Surgery was dangerous during Victorian times, but not for the reasons you might think. The danger was in the fact that everything was dirty. While a lot of patients passed away on the operating table, some survived, only to die later at home from infection. Doctors didn’t believe in cleanliness back then. Operating rooms would be used repeatedly for different patients without being cleaned. Surgical tools were often left bloody. One of the top priorities at the time was keeping the patient alive when it should have included things to keep them healthy, like cleaning surgical instruments. When a patient would come back to see the doctor with a pus-filled wound, the doctor would believe the wound was healing instead of becoming more infected. It was a dangerous time to be alive! Cleanliness during surgery didn’t become a priority until the early 1900s.

Where Do We Find This Stuff? Here Are Our Sources:

Bloody hands, dirty knives: The horrors of Victorian medicine | AAMC

10 Dubious Victorian Cures From the First Merck Manual of Diagnosis and Therapy | Mental Floss

Victorian Medicine – Simple History

What Medicines Were Used in the 1800s?
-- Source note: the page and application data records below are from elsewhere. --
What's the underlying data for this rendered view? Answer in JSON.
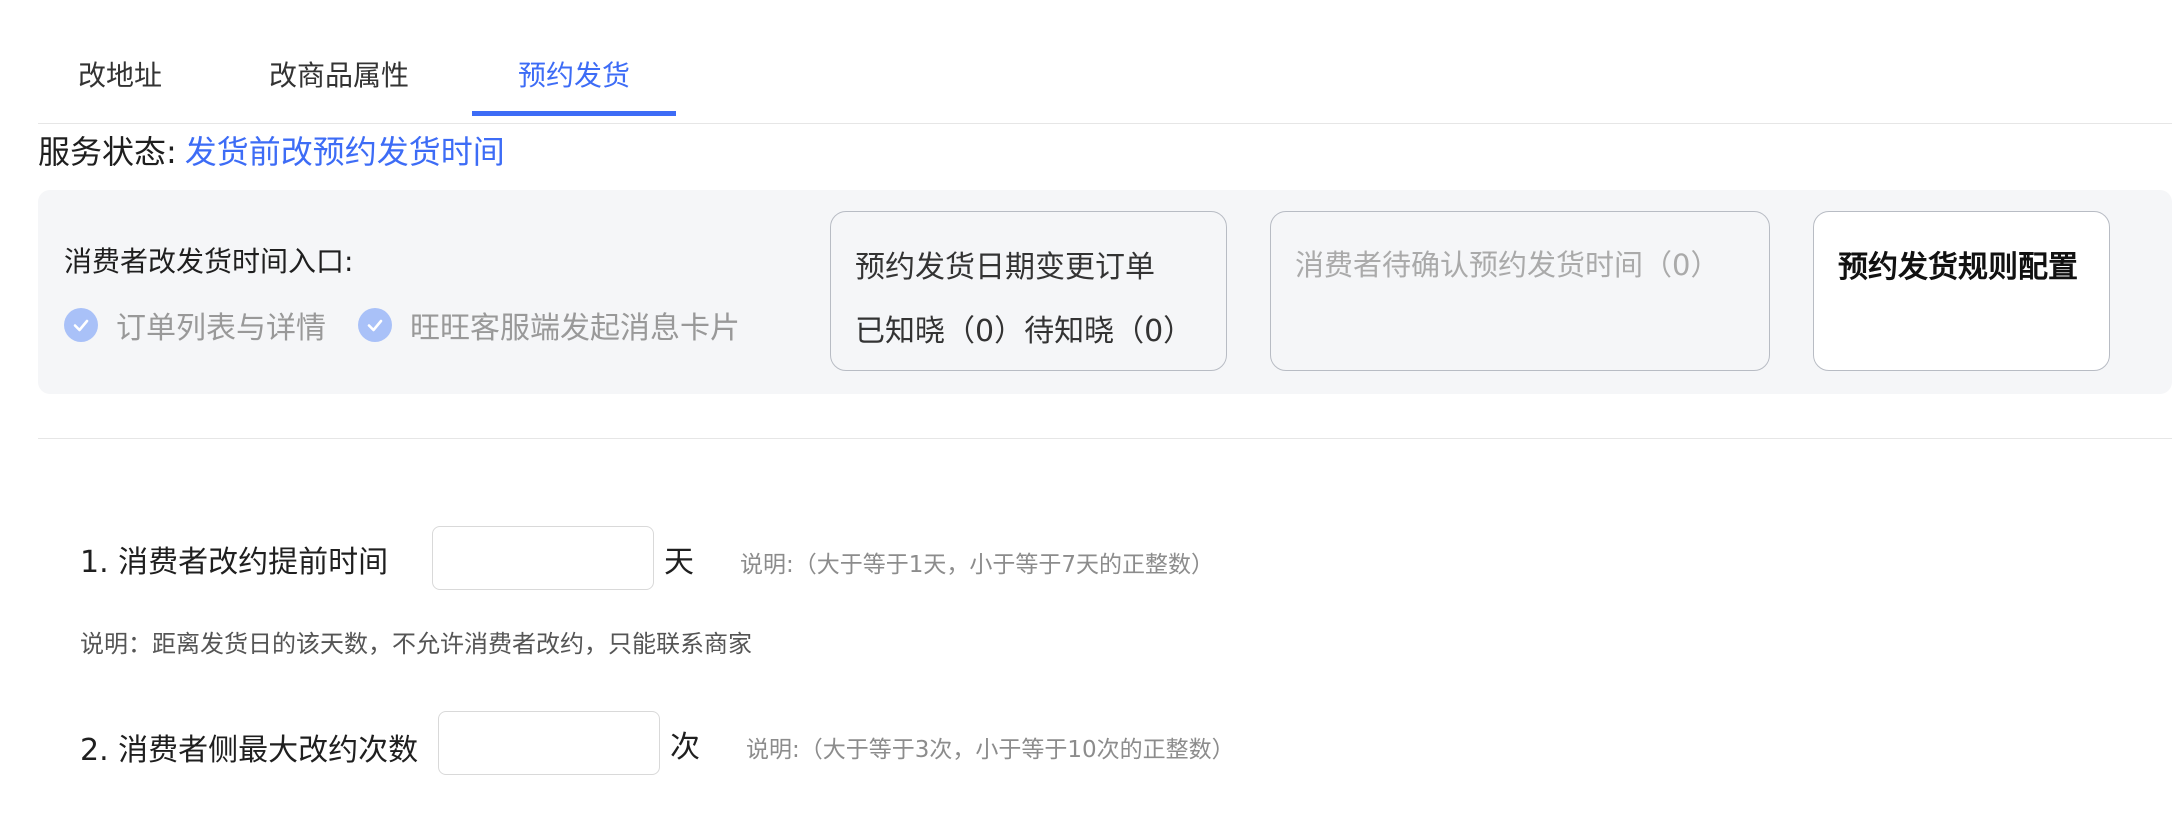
{
  "tabs": [
    {
      "label": "改地址"
    },
    {
      "label": "改商品属性"
    },
    {
      "label": "预约发货",
      "active": true
    }
  ],
  "status": {
    "label": "服务状态:",
    "value": "发货前改预约发货时间"
  },
  "entry": {
    "title": "消费者改发货时间入口:",
    "items": [
      {
        "label": "订单列表与详情",
        "icon": "check-circle-icon"
      },
      {
        "label": "旺旺客服端发起消息卡片",
        "icon": "check-circle-icon"
      }
    ]
  },
  "cards": [
    {
      "title": "预约发货日期变更订单",
      "subtitle": "已知晓（0）待知晓（0）"
    },
    {
      "title": "消费者待确认预约发货时间（0）"
    },
    {
      "title": "预约发货规则配置"
    }
  ],
  "form": {
    "rule1": {
      "label": "1. 消费者改约提前时间",
      "value": "",
      "unit": "天",
      "hint": "说明:（大于等于1天，小于等于7天的正整数）",
      "note": "说明：距离发货日的该天数，不允许消费者改约，只能联系商家"
    },
    "rule2": {
      "label": "2. 消费者侧最大改约次数",
      "value": "",
      "unit": "次",
      "hint": "说明:（大于等于3次，小于等于10次的正整数）"
    }
  },
  "colors": {
    "accent": "#3d6cf6",
    "check": "#a9c1f8",
    "panel": "#f5f6f8"
  }
}
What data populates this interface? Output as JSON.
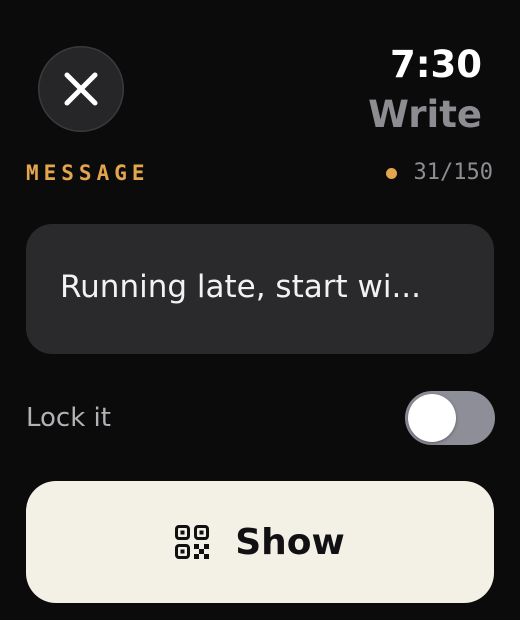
{
  "status_bar": {
    "time": "7:30"
  },
  "header": {
    "title": "Write",
    "close_icon": "close-icon"
  },
  "message": {
    "section_label": "MESSAGE",
    "counter": "31/150",
    "value": "Running late, start wi..."
  },
  "lock": {
    "label": "Lock it",
    "enabled": false
  },
  "show_button": {
    "label": "Show",
    "icon": "qr-code-icon"
  },
  "colors": {
    "background": "#0c0b0c",
    "accent": "#e3a54d",
    "button_background": "#f3f0e6",
    "field_background": "#2a292c",
    "secondary_text": "#8d8c91",
    "toggle_off": "#8d8e98"
  }
}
Health & Medicine in the 19th Century – Victoria and Albert Museum

Gruesome and Shocking Facts About Victorian Surgery